Creating a Healthy Future for Our Children
Awareness Day Honors T. Berry Brazelton, M.D.
By Meredith Hogan Pond
On the eve of his 92nd birthday, world-renowned pediatrician and author T. Berry Brazelton, M.D., received the SAMHSA Special Recognition Award for his pioneering work in pediatric and early childhood development over the past six decades.
SAMHSA Administrator Pamela S. Hyde, J.D., presented the award at the Awareness Day Early Childhood Forum on May 6. (See photo.)
SAMHSA Administrator Pamela S. Hyde presents Dr. T. Berry Brazelton with the Special Recognition Award from the Agency for lifetime achievement on behalf of our Nation’s children.
“I am proud of SAMHSA,” Dr. Brazelton said in his acceptance speech. “The Agency understands that children’s mental health is not constructed in therapists’ offices, clinics, and hospitals. By the time a child ends up there, it may be too late.”
A leading force behind the pediatric health care revolution, Dr. Brazelton developed the groundbreaking Neonatal Behavioral Assessment Scale (NBAS), which is now used worldwide to recognize the physical and neurological responses of newborns, as well as emotional well-being and individual differences.
His legacy continues to transform our understanding of child development. “Children’s mental health depends on healthy families and strong communities. We must start early on,” Dr. Brazelton said.
In a recent interview at their offices in Boston near Fenway Park, Dr. Brazelton and his colleague, Joshua Sparrow, M.D., assistant professor of Psychiatry at Harvard Medical School, talked about a vision of the future for our Nation’s children.
“I’d like to see children have resilience: the ability to withstand problems and times when they are in trouble,” Dr. Brazelton said. “And children should learn to have empathy for other people, to care about other people. Those two are critical. Making parents feel they are supported as they raise their children makes all the difference. Communities can really help.”
Dr. Brazelton acknowledges that raising a child has never been easy. But at present, childrearing is more challenging than ever.
“Parents want to encourage their children to believe in themselves,” Dr. Brazelton said. “Yet parents must struggle to prepare their children for a highly competitive world. Working harder than ever, parents are also more alone than ever,” he continued. “For many of us, safe backyards, the support of neighbors, relatives, and family traditions, are distant memories. Parents need time for their families, someone to turn to about their children’s behavior, and a community to rely on.”

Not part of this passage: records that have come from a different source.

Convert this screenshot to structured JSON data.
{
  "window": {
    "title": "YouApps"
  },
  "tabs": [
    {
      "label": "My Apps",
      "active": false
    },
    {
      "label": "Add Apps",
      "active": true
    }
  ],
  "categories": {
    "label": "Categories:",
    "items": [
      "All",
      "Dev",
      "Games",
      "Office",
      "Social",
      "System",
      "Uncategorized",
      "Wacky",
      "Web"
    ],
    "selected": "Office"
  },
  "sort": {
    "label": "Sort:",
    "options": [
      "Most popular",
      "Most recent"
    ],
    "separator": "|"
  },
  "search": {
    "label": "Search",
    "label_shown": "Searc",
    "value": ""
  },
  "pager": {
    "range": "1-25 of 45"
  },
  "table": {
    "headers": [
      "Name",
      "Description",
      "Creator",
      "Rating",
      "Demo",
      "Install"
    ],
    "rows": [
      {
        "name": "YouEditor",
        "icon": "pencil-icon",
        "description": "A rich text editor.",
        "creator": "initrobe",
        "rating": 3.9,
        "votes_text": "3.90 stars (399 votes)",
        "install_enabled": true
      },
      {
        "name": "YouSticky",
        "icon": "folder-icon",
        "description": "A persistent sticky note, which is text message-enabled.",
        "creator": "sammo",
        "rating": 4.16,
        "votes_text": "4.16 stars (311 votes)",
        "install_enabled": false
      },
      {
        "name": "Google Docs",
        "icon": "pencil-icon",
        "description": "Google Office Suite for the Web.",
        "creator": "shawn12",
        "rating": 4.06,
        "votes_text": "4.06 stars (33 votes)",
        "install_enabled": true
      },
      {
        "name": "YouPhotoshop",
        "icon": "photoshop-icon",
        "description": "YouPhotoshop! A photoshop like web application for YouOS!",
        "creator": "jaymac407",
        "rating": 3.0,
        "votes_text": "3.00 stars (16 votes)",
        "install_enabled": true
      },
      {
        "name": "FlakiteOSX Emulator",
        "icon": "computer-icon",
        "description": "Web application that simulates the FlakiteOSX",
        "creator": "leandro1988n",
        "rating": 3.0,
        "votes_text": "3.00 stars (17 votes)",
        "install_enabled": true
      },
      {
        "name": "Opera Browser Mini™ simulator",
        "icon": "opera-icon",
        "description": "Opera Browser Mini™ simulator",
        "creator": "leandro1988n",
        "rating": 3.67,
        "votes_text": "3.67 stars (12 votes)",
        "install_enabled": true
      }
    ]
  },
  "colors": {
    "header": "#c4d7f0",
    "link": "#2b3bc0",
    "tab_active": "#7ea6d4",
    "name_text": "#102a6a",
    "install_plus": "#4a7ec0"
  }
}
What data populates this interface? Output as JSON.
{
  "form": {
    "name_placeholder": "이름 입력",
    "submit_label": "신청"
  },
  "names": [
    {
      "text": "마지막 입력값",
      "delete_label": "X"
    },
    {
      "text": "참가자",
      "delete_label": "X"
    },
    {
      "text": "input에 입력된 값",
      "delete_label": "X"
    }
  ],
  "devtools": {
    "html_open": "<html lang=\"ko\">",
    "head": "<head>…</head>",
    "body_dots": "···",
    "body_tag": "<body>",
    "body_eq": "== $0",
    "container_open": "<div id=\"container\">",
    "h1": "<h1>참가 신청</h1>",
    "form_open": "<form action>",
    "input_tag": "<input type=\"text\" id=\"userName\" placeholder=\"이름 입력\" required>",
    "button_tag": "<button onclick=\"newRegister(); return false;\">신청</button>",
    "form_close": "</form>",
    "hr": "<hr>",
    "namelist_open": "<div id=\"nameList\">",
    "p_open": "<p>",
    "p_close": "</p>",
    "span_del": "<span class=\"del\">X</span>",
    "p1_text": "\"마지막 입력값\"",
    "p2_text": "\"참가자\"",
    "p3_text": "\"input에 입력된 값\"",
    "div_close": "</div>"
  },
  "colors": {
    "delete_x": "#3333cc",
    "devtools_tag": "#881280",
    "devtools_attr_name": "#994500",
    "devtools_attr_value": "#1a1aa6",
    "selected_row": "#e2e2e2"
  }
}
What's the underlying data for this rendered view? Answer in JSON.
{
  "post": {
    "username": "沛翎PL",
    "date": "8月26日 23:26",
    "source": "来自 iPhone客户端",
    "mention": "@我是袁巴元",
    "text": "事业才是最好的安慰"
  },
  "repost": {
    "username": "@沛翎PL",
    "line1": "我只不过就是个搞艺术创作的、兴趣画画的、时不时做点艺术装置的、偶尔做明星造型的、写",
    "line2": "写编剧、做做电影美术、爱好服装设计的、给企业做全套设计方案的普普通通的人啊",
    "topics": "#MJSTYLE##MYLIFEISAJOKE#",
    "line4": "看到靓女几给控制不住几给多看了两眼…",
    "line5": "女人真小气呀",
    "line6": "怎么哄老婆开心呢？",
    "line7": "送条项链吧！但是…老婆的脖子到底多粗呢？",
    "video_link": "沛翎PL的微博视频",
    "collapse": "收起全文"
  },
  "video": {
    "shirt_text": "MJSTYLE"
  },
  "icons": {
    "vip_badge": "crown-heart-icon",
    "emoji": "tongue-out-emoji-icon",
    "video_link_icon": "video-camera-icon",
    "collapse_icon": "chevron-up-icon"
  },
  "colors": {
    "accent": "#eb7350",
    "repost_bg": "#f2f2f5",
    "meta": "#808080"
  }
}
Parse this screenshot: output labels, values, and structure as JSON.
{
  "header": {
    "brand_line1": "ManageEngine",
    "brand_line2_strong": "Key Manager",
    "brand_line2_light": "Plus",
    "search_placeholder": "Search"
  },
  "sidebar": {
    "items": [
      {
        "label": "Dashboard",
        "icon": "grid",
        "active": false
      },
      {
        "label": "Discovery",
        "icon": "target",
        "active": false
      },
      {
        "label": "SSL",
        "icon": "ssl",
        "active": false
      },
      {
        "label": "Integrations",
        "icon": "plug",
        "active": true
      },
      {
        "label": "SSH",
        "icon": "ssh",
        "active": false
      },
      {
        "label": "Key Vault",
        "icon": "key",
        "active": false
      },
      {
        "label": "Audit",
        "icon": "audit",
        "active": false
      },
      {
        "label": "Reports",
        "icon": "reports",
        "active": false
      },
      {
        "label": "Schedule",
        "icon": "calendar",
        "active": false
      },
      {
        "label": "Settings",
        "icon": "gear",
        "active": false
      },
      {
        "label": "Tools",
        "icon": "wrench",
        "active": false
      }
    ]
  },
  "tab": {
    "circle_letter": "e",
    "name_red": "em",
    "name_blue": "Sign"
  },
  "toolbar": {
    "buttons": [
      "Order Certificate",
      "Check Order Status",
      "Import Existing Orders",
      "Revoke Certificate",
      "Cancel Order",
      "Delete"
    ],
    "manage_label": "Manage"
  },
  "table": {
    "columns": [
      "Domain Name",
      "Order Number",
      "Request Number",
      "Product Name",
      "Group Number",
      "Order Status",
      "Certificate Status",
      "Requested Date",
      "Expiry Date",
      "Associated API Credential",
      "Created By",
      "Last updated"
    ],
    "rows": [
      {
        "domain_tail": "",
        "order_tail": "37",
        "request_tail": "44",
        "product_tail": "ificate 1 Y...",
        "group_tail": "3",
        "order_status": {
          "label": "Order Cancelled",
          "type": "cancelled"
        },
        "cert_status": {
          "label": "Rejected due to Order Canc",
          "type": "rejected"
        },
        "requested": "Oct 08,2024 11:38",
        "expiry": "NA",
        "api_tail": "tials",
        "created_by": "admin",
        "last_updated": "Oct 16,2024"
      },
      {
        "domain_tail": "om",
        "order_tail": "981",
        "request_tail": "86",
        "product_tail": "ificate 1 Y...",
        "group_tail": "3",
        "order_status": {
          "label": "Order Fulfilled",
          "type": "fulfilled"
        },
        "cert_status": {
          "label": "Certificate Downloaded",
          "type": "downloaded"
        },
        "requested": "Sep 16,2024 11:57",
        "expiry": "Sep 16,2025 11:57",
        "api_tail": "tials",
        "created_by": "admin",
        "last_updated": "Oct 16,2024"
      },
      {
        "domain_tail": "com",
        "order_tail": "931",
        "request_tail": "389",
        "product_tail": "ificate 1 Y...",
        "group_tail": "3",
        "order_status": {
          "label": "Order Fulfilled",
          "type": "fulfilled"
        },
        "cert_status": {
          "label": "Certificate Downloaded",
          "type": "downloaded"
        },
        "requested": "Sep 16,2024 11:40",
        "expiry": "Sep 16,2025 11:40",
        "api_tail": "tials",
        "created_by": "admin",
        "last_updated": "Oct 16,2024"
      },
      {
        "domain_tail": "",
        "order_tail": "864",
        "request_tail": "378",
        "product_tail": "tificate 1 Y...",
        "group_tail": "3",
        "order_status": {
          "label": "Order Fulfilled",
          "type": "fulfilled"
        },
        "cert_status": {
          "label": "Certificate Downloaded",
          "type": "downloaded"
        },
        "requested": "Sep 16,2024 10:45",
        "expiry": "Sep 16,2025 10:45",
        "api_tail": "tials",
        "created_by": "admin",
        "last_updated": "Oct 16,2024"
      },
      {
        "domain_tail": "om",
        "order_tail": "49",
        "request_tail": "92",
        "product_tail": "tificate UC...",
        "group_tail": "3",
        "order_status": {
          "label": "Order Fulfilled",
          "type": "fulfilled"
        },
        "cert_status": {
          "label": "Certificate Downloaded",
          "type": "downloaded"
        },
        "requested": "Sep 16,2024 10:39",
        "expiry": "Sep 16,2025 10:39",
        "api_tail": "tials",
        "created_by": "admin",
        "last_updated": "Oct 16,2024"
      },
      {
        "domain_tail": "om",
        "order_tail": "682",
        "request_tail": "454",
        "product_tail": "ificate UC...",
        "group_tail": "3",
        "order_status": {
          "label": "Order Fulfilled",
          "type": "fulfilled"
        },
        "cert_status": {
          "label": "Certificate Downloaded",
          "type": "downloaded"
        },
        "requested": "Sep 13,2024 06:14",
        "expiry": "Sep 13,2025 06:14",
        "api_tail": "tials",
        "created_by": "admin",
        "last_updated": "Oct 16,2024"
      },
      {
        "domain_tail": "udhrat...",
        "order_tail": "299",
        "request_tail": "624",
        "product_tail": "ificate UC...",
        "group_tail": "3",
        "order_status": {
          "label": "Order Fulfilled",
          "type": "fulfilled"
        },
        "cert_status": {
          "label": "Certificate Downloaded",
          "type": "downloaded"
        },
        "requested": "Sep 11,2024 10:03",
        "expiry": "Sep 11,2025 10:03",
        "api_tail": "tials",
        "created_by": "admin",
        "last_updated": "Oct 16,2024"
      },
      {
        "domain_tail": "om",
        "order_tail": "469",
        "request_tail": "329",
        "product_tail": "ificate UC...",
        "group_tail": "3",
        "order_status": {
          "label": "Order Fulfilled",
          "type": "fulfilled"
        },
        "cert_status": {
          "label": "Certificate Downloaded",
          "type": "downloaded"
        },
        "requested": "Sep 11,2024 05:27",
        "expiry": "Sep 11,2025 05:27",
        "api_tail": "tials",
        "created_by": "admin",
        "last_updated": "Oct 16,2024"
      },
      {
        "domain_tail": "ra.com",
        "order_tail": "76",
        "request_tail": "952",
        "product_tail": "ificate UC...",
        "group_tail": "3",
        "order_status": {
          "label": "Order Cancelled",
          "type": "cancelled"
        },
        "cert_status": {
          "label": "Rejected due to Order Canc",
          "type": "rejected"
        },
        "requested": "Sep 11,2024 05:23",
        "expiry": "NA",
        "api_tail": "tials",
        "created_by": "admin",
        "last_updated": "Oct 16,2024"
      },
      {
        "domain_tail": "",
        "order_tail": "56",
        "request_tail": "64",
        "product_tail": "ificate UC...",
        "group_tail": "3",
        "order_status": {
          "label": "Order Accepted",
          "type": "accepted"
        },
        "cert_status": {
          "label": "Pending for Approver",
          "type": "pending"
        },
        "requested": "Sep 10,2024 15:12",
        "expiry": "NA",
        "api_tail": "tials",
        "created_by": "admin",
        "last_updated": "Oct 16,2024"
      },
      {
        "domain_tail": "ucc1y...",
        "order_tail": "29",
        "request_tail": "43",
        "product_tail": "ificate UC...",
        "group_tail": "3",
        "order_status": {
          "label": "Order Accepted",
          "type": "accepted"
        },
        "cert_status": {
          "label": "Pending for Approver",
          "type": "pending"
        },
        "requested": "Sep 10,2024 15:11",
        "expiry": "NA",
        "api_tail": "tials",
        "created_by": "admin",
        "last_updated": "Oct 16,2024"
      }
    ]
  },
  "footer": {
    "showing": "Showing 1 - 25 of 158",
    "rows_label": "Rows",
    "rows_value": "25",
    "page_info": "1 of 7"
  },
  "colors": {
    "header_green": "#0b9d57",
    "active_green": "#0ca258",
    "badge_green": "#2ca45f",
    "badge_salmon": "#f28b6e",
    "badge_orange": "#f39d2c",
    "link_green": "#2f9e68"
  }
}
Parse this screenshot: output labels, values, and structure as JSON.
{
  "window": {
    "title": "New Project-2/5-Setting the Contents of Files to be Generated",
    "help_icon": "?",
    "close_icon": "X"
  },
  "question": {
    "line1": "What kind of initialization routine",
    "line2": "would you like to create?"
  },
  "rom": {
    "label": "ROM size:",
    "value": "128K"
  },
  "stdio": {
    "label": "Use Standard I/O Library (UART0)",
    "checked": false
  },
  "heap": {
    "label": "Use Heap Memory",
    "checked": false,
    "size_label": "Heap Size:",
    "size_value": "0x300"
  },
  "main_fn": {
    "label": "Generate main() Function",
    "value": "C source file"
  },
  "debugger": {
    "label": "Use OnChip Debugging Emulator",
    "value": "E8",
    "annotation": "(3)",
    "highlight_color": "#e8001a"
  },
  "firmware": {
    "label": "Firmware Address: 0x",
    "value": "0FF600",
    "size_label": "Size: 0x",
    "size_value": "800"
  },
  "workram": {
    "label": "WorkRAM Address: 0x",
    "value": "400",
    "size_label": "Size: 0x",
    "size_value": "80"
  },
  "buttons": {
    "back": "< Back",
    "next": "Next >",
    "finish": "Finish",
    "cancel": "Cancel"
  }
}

Dr. Brazelton added, “We can change things if we want to. And I think that basically most people want to. I think we can do better. I’m willing to help SAMHSA in any way I can. I love to travel. I love to stir things up.”
Of concern are recent NSDUH data that suggest once women give birth, many new mothers resume the use of alcohol, cigarettes, illicit drugs, or engage in binge drinking.
The report, Substance Use among Women During Pregnancy and Following Childbirth, studies NSDUH data gathered between 2002 and 2007. Results show that most women are heeding warnings about the dangers that substance use during pregnancy can pose.
“Substance use during pregnancy is a marker for all kinds of other things,” said Dr. Sparrow. He mentioned for examples, poverty, trauma, and domestic violence, as well as a range of mental illnesses, including depression during pregnancy, not just post-partum depression.
“So you can imagine,” Dr. Sparrow said, “that if a mother can eliminate substance abuse during pregnancy, she may not be able to eliminate all these other things that may be a part of pushing her back into drugs or alcohol once the baby is there.”
Dr. Brazelton added, “If you talk to a pregnant mother and say, ‘You know it’s going to be hard for you to make it with this baby so you’re liable to start using substances again. But let me help because when you start using substances then you won’t be able to understand this baby. Let me show you how exciting your baby is,’ ” he said. “We want to get them ‘hooked’ on the baby right from the first,” he said. “And then understand how to calm the baby down, how to keep the baby from being ‘an itch.’ You need to give these mothers enough support so they know how to handle that baby without getting out of control. And then I think they might not turn to substances. But I think it must be very hard to give it up when you need it.”
To reach as many families as possible, the Brazelton Touchpoints Center® reaches out to early childhood educators, early interventionists, and health care and social service providers who are ready for change – a change from focusing only on what’s wrong, to focusing also on what's right; a change from telling parents what to do, to listening to what families need and supporting their discovery of what is best for their children. Since 1996, the Brazelton Touchpoints Approach has reached over 13,000 providers in over 130 communities, and more than one million families.
Visit www.touchpoints.org for more information.
To learn more about SAMHSA’s work with children and families, visit the SAMHSA Web site at www.samhsa.gov.